The Pittsburgh Steelers used to be known as a team that always seemed to find unpolished gems late in the draft or unheralded UDFA who could be used to replace aging, more expensive starters with little or no apparent decline in performance.
The Pittsburgh Steelers have had a run of overall excellence for so many seasons, that it has become normal for the organization and its fans to expect excellence.
However, the "normalcy" that Steeler Nation expects every season, and clings to when refuting those who voice concern over the seemingly small matters that keep piling up, could be creeping in a new direction.
Whereas once upon a time the roster of key players was allowed (or encouraged) to turn over, now key players are being retained; whereas once upon a time the organization was known for its fiscal conservativeness, now is seen by others in and around the league as being improvident with its payroll.
"It's ‘normal' for the Steelers to re-structure contracts every year, and who can argue with their success?" is an oft repeated response to concerns raised; yet with the salary cap virtually stagnant for the past three seasons, the Steelers keep adding dead money to future years which detracts from how much they can tender their own players, offer their own free agents, or shop for that "missing piece" player like the next James Farrior or Ryan Clark.
"It's ‘normal' for the Steelers to allow free agents or aging players to leave because they always have a new starter waiting on the bench" is an oft repeated response to concerns raised; yet Jason Worilds has been erratic in his dress rehearsals as a starter and now putative replacement for James Harrison, and behind him for proven depth you have who: Stephenson Sylvester and Chris Carter?
The most disheartening aspect of being involved with a deal that dies of a thousand cuts is dealing with the recriminations that "if we had only realized what was happening", meaning either a different approach could have been taken, or the losses could have been minimized by terminating the effort earlier.

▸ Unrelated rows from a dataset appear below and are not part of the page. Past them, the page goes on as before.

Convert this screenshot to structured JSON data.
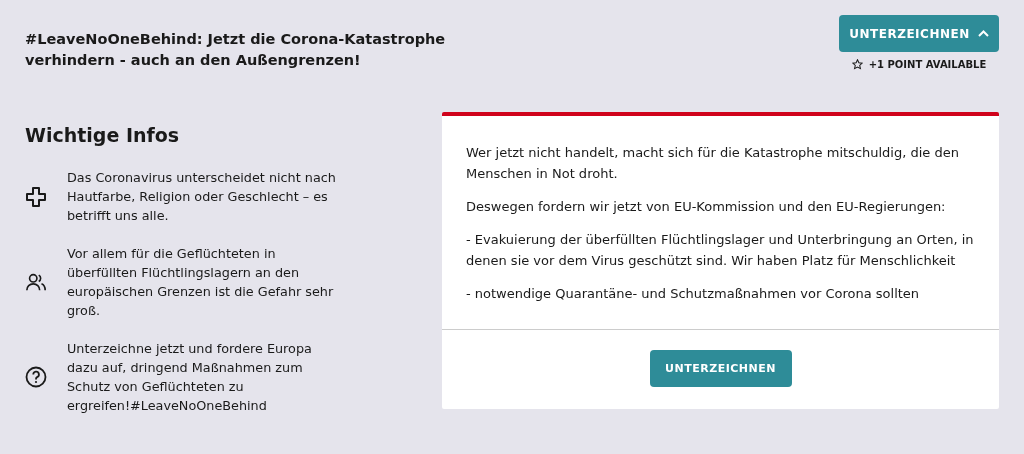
{
  "header": {
    "title": "#LeaveNoOneBehind: Jetzt die Corona-Katastrophe verhindern - auch an den Außengrenzen!",
    "sign_button": {
      "label": "UNTERZEICHNEN",
      "expanded": true
    },
    "points": "+1 POINT AVAILABLE"
  },
  "info": {
    "heading": "Wichtige Infos",
    "items": [
      {
        "kind": "plus",
        "text": "Das Coronavirus unterscheidet nicht nach Hautfarbe, Religion oder Geschlecht – es betrifft uns alle."
      },
      {
        "kind": "people",
        "text": "Vor allem für die Geflüchteten in überfüllten Flüchtlingslagern an den europäischen Grenzen ist die Gefahr sehr groß."
      },
      {
        "kind": "question",
        "text": "Unterzeichne jetzt und fordere Europa dazu auf, dringend Maßnahmen zum Schutz von Geflüchteten zu ergreifen!#LeaveNoOneBehind"
      }
    ]
  },
  "petition": {
    "paragraphs": [
      "Wer jetzt nicht handelt, macht sich für die Katastrophe mitschuldig, die den Menschen in Not droht.",
      "Deswegen fordern wir jetzt von EU-Kommission und den EU-Regierungen:",
      "- Evakuierung der überfüllten Flüchtlingslager und Unterbringung an Orten, in denen sie vor dem Virus geschützt sind. Wir haben Platz für Menschlichkeit",
      "- notwendige Quarantäne- und Schutzmaßnahmen vor Corona sollten"
    ],
    "sign_button": "UNTERZEICHNEN"
  }
}
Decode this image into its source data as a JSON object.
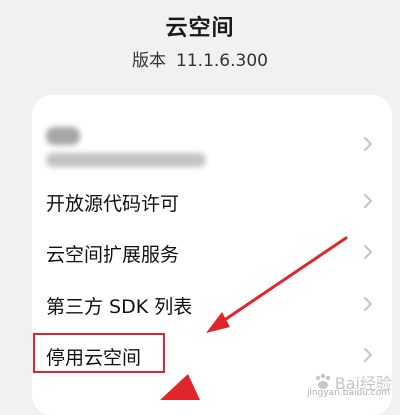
{
  "header": {
    "title": "云空间",
    "version_label": "版本",
    "version_number": "11.1.6.300"
  },
  "menu": {
    "items": [
      {
        "label": "开放源代码许可"
      },
      {
        "label": "云空间扩展服务"
      },
      {
        "label": "第三方 SDK 列表"
      },
      {
        "label": "停用云空间"
      }
    ]
  },
  "colors": {
    "annotation": "#e0262b",
    "background": "#f1f1f1",
    "card": "#ffffff"
  },
  "watermark": {
    "text": "Bai经验",
    "sub": "jingyan.baidu.com"
  }
}
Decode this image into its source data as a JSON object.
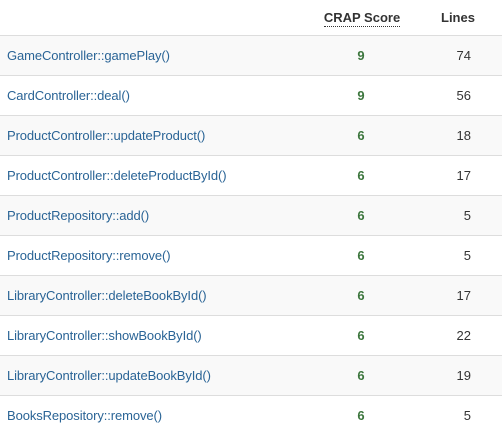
{
  "table": {
    "headers": {
      "method": "",
      "crap_score": "CRAP Score",
      "lines": "Lines"
    },
    "rows": [
      {
        "method": "GameController::gamePlay()",
        "crap": "9",
        "lines": "74"
      },
      {
        "method": "CardController::deal()",
        "crap": "9",
        "lines": "56"
      },
      {
        "method": "ProductController::updateProduct()",
        "crap": "6",
        "lines": "18"
      },
      {
        "method": "ProductController::deleteProductById()",
        "crap": "6",
        "lines": "17"
      },
      {
        "method": "ProductRepository::add()",
        "crap": "6",
        "lines": "5"
      },
      {
        "method": "ProductRepository::remove()",
        "crap": "6",
        "lines": "5"
      },
      {
        "method": "LibraryController::deleteBookById()",
        "crap": "6",
        "lines": "17"
      },
      {
        "method": "LibraryController::showBookById()",
        "crap": "6",
        "lines": "22"
      },
      {
        "method": "LibraryController::updateBookById()",
        "crap": "6",
        "lines": "19"
      },
      {
        "method": "BooksRepository::remove()",
        "crap": "6",
        "lines": "5"
      }
    ]
  },
  "colors": {
    "link": "#2a6496",
    "crap_score": "#3c763d",
    "row_stripe": "#f9f9f9",
    "border": "#dddddd"
  }
}
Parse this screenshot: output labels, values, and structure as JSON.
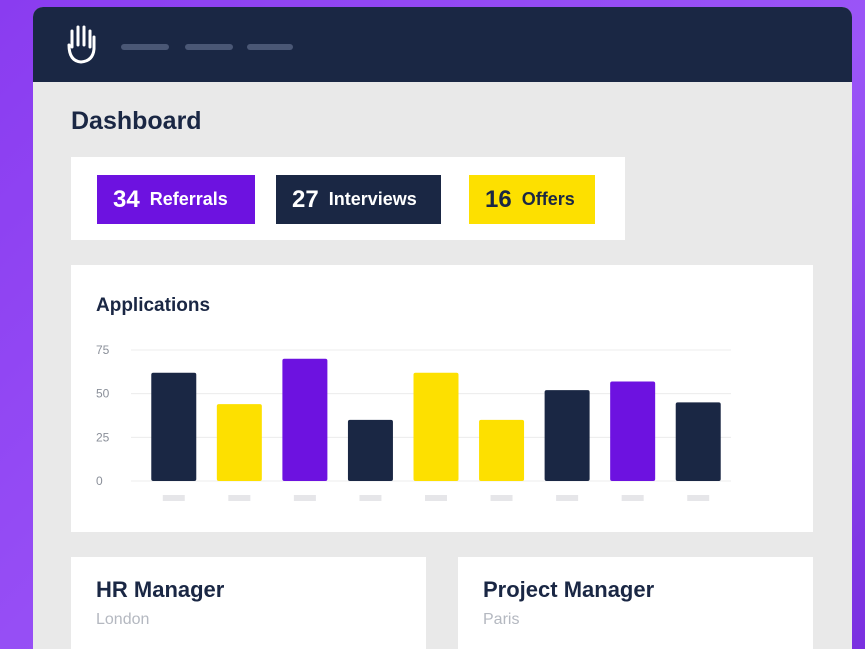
{
  "header": {
    "logo_icon": "hand-icon",
    "nav_placeholders": 3
  },
  "page": {
    "title": "Dashboard"
  },
  "stats": [
    {
      "value": "34",
      "label": "Referrals",
      "color": "#6d12e0"
    },
    {
      "value": "27",
      "label": "Interviews",
      "color": "#1a2744"
    },
    {
      "value": "16",
      "label": "Offers",
      "color": "#fde000"
    }
  ],
  "chart": {
    "title": "Applications"
  },
  "chart_data": {
    "type": "bar",
    "title": "Applications",
    "categories": [
      "",
      "",
      "",
      "",
      "",
      "",
      "",
      "",
      ""
    ],
    "values": [
      62,
      44,
      70,
      35,
      62,
      35,
      52,
      57,
      45
    ],
    "bar_colors": [
      "#1a2744",
      "#fde000",
      "#6d12e0",
      "#1a2744",
      "#fde000",
      "#fde000",
      "#1a2744",
      "#6d12e0",
      "#1a2744"
    ],
    "yticks": [
      "0",
      "25",
      "50",
      "75"
    ],
    "ylim": [
      0,
      75
    ],
    "grid": true,
    "xlabel": "",
    "ylabel": ""
  },
  "jobs": [
    {
      "title": "HR Manager",
      "location": "London"
    },
    {
      "title": "Project Manager",
      "location": "Paris"
    }
  ]
}
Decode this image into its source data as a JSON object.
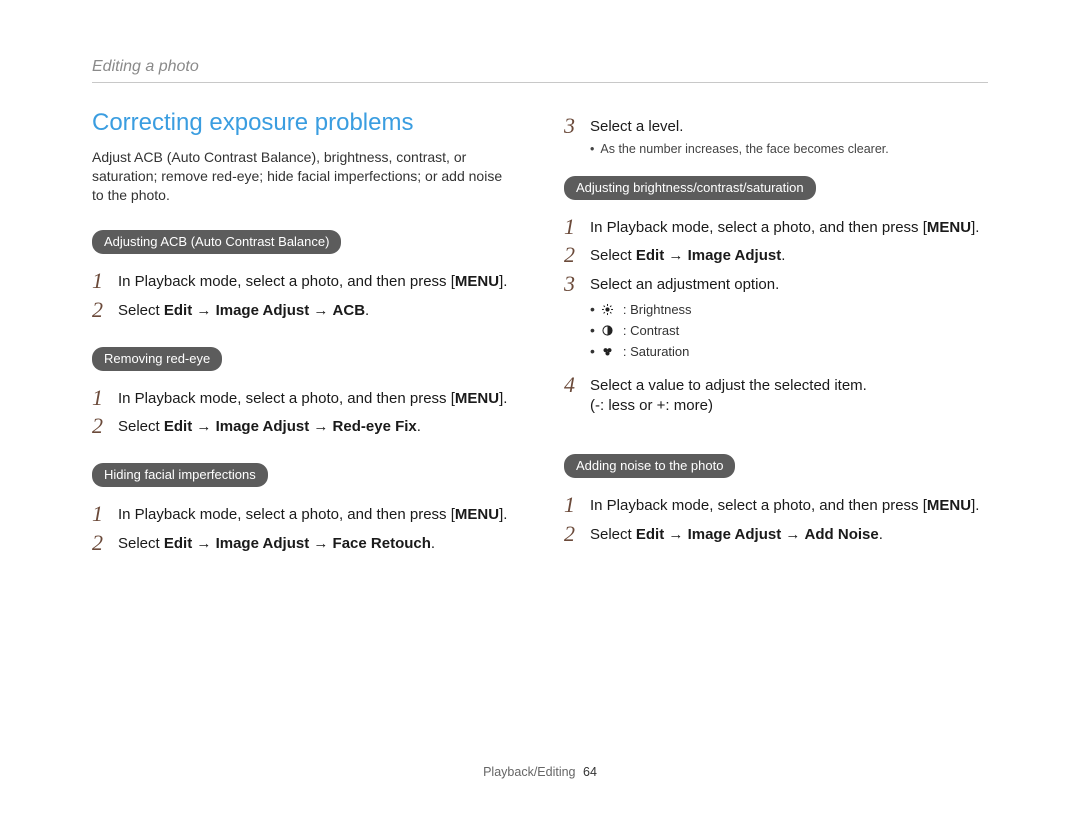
{
  "running_head": "Editing a photo",
  "heading": "Correcting exposure problems",
  "intro": "Adjust ACB (Auto Contrast Balance), brightness, contrast, or saturation; remove red-eye; hide facial imperfections; or add noise to the photo.",
  "labels": {
    "menu": "MENU",
    "select": "Select",
    "edit": "Edit",
    "image_adjust": "Image Adjust",
    "acb": "ACB",
    "redeye_fix": "Red-eye Fix",
    "face_retouch": "Face Retouch",
    "add_noise": "Add Noise",
    "arrow": "→"
  },
  "steps_text": {
    "in_playback": "In Playback mode, select a photo, and then press",
    "select_level": "Select a level.",
    "select_adjustment_option": "Select an adjustment option.",
    "select_value_line1": "Select a value to adjust the selected item.",
    "select_value_line2": "(-: less or +: more)"
  },
  "pills": {
    "acb": "Adjusting ACB (Auto Contrast Balance)",
    "redeye": "Removing red-eye",
    "face": "Hiding facial imperfections",
    "bcs": "Adjusting brightness/contrast/saturation",
    "noise": "Adding noise to the photo"
  },
  "notes": {
    "level_note": "As the number increases, the face becomes clearer."
  },
  "adjust_options": {
    "brightness": ": Brightness",
    "contrast": ": Contrast",
    "saturation": ": Saturation"
  },
  "footer": {
    "section": "Playback/Editing",
    "page": "64"
  }
}
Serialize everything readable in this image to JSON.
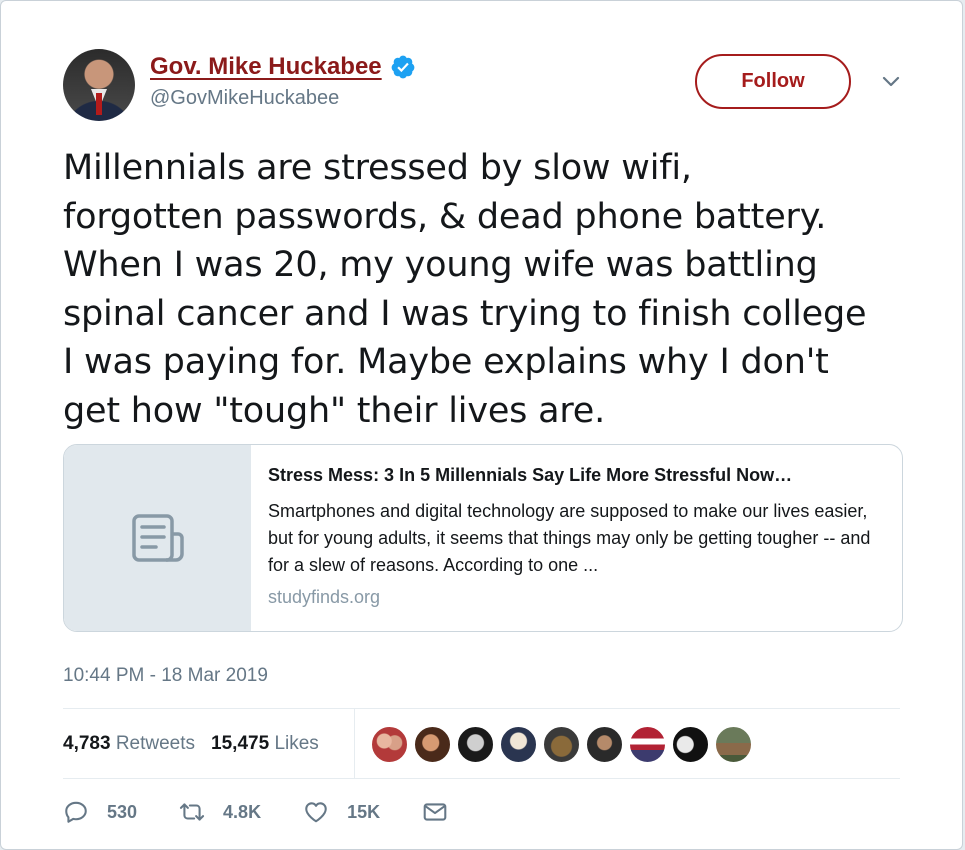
{
  "author": {
    "name": "Gov. Mike Huckabee",
    "handle": "@GovMikeHuckabee",
    "verified": true
  },
  "follow_label": "Follow",
  "tweet": {
    "text": "Millennials are stressed by slow wifi,\nforgotten passwords, & dead phone battery.\nWhen I was 20, my young wife was battling\nspinal cancer and I was trying to finish college\nI was paying for.  Maybe explains why I don't\nget how \"tough\" their lives are."
  },
  "card": {
    "title": "Stress Mess: 3 In 5 Millennials Say Life More Stressful Now…",
    "description": "Smartphones and digital technology are supposed to make our lives easier, but for young adults, it seems that things may only be getting tougher -- and for a slew of reasons. According to one ...",
    "domain": "studyfinds.org"
  },
  "timestamp": "10:44 PM - 18 Mar 2019",
  "stats": {
    "retweets_count": "4,783",
    "retweets_label": "Retweets",
    "likes_count": "15,475",
    "likes_label": "Likes"
  },
  "actions": {
    "replies": "530",
    "retweets": "4.8K",
    "likes": "15K"
  },
  "colors": {
    "brand_red": "#8b1a1a",
    "verified_blue": "#1da1f2",
    "muted": "#657786"
  },
  "icons": [
    "verified-icon",
    "chevron-down-icon",
    "article-icon",
    "reply-icon",
    "retweet-icon",
    "like-icon",
    "dm-icon"
  ]
}
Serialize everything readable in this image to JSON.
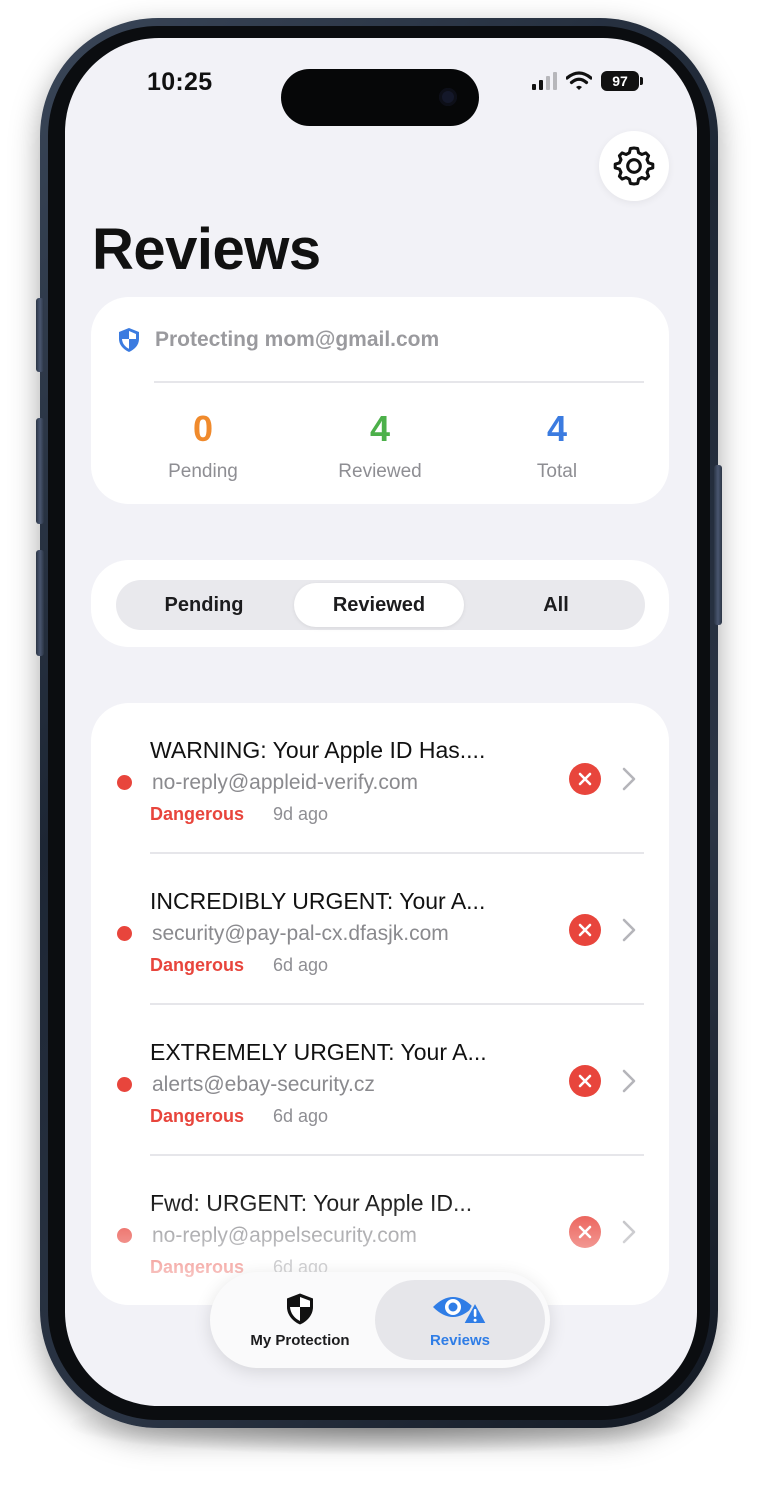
{
  "status_bar": {
    "time": "10:25",
    "battery": "97"
  },
  "header": {
    "title": "Reviews"
  },
  "protection": {
    "text": "Protecting mom@gmail.com"
  },
  "stats": [
    {
      "value": "0",
      "label": "Pending",
      "color": "#f08a2c"
    },
    {
      "value": "4",
      "label": "Reviewed",
      "color": "#4cb04a"
    },
    {
      "value": "4",
      "label": "Total",
      "color": "#3b7be0"
    }
  ],
  "segments": {
    "items": [
      "Pending",
      "Reviewed",
      "All"
    ],
    "selected": "Reviewed"
  },
  "reviews": [
    {
      "subject": "WARNING: Your Apple ID Has....",
      "sender": "no-reply@appleid-verify.com",
      "status": "Dangerous",
      "time": "9d ago"
    },
    {
      "subject": "INCREDIBLY URGENT: Your A...",
      "sender": "security@pay-pal-cx.dfasjk.com",
      "status": "Dangerous",
      "time": "6d ago"
    },
    {
      "subject": "EXTREMELY URGENT: Your A...",
      "sender": "alerts@ebay-security.cz",
      "status": "Dangerous",
      "time": "6d ago"
    },
    {
      "subject": "Fwd: URGENT: Your Apple ID...",
      "sender": "no-reply@appelsecurity.com",
      "status": "Dangerous",
      "time": "6d ago"
    }
  ],
  "tab_bar": {
    "tabs": [
      {
        "label": "My Protection",
        "icon": "shield-icon"
      },
      {
        "label": "Reviews",
        "icon": "eye-warning-icon"
      }
    ],
    "selected": "Reviews"
  },
  "colors": {
    "danger": "#e8453c",
    "accent": "#3b7be0",
    "background": "#f2f2f7"
  }
}
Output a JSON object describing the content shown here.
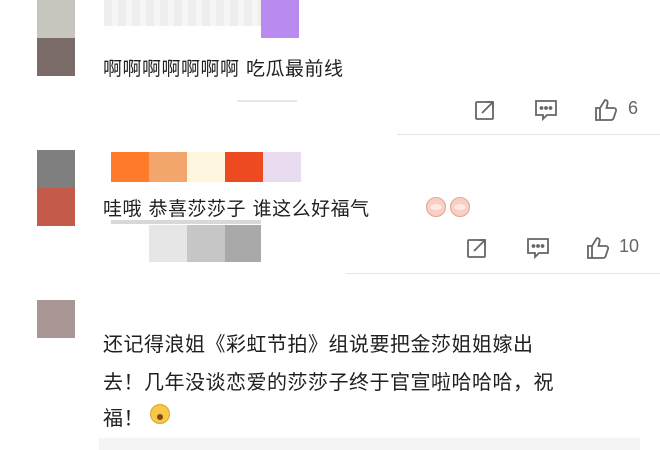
{
  "comments": [
    {
      "text": "啊啊啊啊啊啊啊 吃瓜最前线",
      "like_count": "6",
      "avatar_color": "#7a6b68",
      "avatar_top_color": "#c6c6bf",
      "name_color": "#b98bf0"
    },
    {
      "text": "哇哦 恭喜莎莎子 谁这么好福气",
      "like_count": "10",
      "avatar_color": "#c45a4a",
      "avatar_top_color": "#7f7f7f",
      "name_palette": [
        "#ff7a2a",
        "#f3a66b",
        "#fff6df",
        "#ee4a21",
        "#e9dcf1"
      ],
      "sub_palette": [
        "#e6e6e6",
        "#c6c6c6",
        "#a9a9a9"
      ]
    },
    {
      "text_line1": "还记得浪姐《彩虹节拍》组说要把金莎姐姐嫁出",
      "text_line2": "去！几年没谈恋爱的莎莎子终于官宣啦哈哈哈，祝",
      "text_line3": "福！",
      "avatar_color": "#a89794"
    }
  ],
  "icons": {
    "share": "share-icon",
    "comment": "comment-icon",
    "like": "thumbs-up-icon",
    "emoji_blush": "blush-emoji-icon",
    "emoji_gasp": "gasp-emoji-icon"
  }
}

The Steelers have approximately $5.5 million coming to them in salary cap relief as of June 1, as a result of cutting guard Willie Colon. However, most of that money is already earmarked for the salaries of the rookies the Steelers draft next week. In addition, the Steelers have several beloved and valued veterans approaching the last year or two of their contracts: Troy Polamalu, Ike Taylor, Ryan Clark, Brett Keisel all are slated to earn multiple millions of dollars this year and next. Given the circumstances the Steelers find themselves in at this point in the 2013 season, they may be forced to give serious consideration to voluntarily enduring more painful cuts such as the one involving James Harrison, if for no other reason than to sacrifice a limb to save the patient. For to continue as they have been operating, and exacerbating the self-inflicted wounds already impacting the team, may be the cruelest cut of them all.